Stocks climbed to record highs Tuesday, with the Dow Jones industrial average closing above the 18,000-point mark for the first time, as investors cheered news that the U.S. economy grew at a staggering 5% rate.
Global stocks rose almost immediately on the Commerce Department's announcement of surprising strength in the U.S. economy, with the Dow leading what ended up as a broad-based but modest rally. The blue chips climbed 64.73 points on the day, or 0.3%, to 18,024.17, closing for the first time past the symbolically significant threshold.
Stocks, particularly in the U.S., had been building momentum in recent days as investors absorbed the implications of relatively cheap oil and steady U.S. job growth. The economic recovery was already perceived to be durable when forecasters were calling for gross domestic product growth in the already strong 3.5% range.
The actual GDP figure released Tuesday provided the market with more fuel.
Stocks rose across the board.
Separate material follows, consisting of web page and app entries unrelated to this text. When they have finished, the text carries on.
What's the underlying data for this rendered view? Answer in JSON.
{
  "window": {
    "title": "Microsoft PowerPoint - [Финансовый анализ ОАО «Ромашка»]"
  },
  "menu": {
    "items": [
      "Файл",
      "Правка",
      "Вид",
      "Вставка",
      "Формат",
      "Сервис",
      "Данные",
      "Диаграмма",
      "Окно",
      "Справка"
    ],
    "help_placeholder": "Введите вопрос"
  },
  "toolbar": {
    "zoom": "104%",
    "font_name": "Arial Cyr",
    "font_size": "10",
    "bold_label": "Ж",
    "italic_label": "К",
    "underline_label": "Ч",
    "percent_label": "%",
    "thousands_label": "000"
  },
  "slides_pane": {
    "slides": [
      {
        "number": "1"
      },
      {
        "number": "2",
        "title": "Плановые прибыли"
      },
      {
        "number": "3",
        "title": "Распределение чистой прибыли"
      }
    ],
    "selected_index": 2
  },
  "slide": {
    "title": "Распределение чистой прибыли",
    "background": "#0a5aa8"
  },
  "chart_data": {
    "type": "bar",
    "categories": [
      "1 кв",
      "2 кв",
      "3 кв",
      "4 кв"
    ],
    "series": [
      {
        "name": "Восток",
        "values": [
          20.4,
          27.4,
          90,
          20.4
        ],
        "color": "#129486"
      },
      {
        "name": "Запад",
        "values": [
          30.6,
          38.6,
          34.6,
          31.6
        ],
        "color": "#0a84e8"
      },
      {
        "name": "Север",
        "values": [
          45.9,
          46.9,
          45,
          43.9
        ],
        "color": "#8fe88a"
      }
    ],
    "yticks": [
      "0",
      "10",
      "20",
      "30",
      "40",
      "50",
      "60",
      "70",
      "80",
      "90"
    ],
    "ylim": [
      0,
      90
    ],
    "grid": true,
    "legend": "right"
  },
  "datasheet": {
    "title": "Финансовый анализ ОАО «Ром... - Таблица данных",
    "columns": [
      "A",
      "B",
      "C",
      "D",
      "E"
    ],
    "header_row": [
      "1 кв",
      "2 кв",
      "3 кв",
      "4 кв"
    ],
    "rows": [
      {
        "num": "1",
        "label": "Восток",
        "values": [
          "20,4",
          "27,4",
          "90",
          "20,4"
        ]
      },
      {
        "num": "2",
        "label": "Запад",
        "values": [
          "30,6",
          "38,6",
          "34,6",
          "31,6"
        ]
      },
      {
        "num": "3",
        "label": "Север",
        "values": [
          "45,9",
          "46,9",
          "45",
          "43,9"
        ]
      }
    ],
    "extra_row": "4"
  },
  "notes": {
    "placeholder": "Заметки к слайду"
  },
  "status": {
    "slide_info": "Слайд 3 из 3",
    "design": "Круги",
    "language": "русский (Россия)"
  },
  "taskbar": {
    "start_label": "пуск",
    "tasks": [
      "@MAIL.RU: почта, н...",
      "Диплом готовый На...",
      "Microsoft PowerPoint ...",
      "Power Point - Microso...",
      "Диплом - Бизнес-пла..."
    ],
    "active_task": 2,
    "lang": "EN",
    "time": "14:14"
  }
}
The broad-based Standard & Poor's 500 index was up 3.63 points, or 0.2%, to 2,082.17, while the Russell 2000, made up of small-company stocks, was mostly flat, rising 0.69, or 0.1%, to 1,202.54. Stocks in Europe also rose, with markets in Germany and Britain up marginally, and France's CAC 40 rising 1.5%, or 60.54, to 4,31497 in Tuesday's trading.
Investors have been warily watching the Federal Reserve, which has indicated that it would raise short-term interest rates sometime next year to fend off inflation as the economy heats up.
Many on Wall Street expect the hike to take place at the Federal Open Markets Committee meeting in June, or even later, on the belief that Fed Chairwoman Janet Yellen and a majority of the committee will be cautious in raising rates until labor markets have more fully recovered. Morgan Stanley, for instance, has estimated that a rate hike wouldn’t come until January 2016.
The market’s relatively muted reaction to Tuesday morning’s huge GDP surprise can be partly traced to investor fears that it will push the Fed to move up its rate-hike timetable to earlier in 2015.
Robert Johnson, director of economic analysis for Chicago mutual-fund research firm Morningstar Inc., said the most encouraging aspect of the GDP report was the strong contribution made by consumer spending, which accounts for about 70% of GDP. “Consumers are the front engine for all of this,” he said.
He said the market rose only modestly on the strong GDP report because stocks had already been surging in recent days on stabilizing oil prices and news that the Federal Reserve would be patient in raising interest rates. “We’ve already been on multi-day tear,” he said.
Also, analysts don’t expect economic growth to remain at such a high level. Imports, a drag on GDP, are expected to tick up on the increased consumer spending. And exports are likely to fall after an anomalously high quarter fueled in part by fluctuations in commodities prices. Johnson said that the fourth quarter should see growth closer to 3%, and that the Fed is unlikely to use the strong third-quarter figure as a reason by itself to raise rates sooner than expected.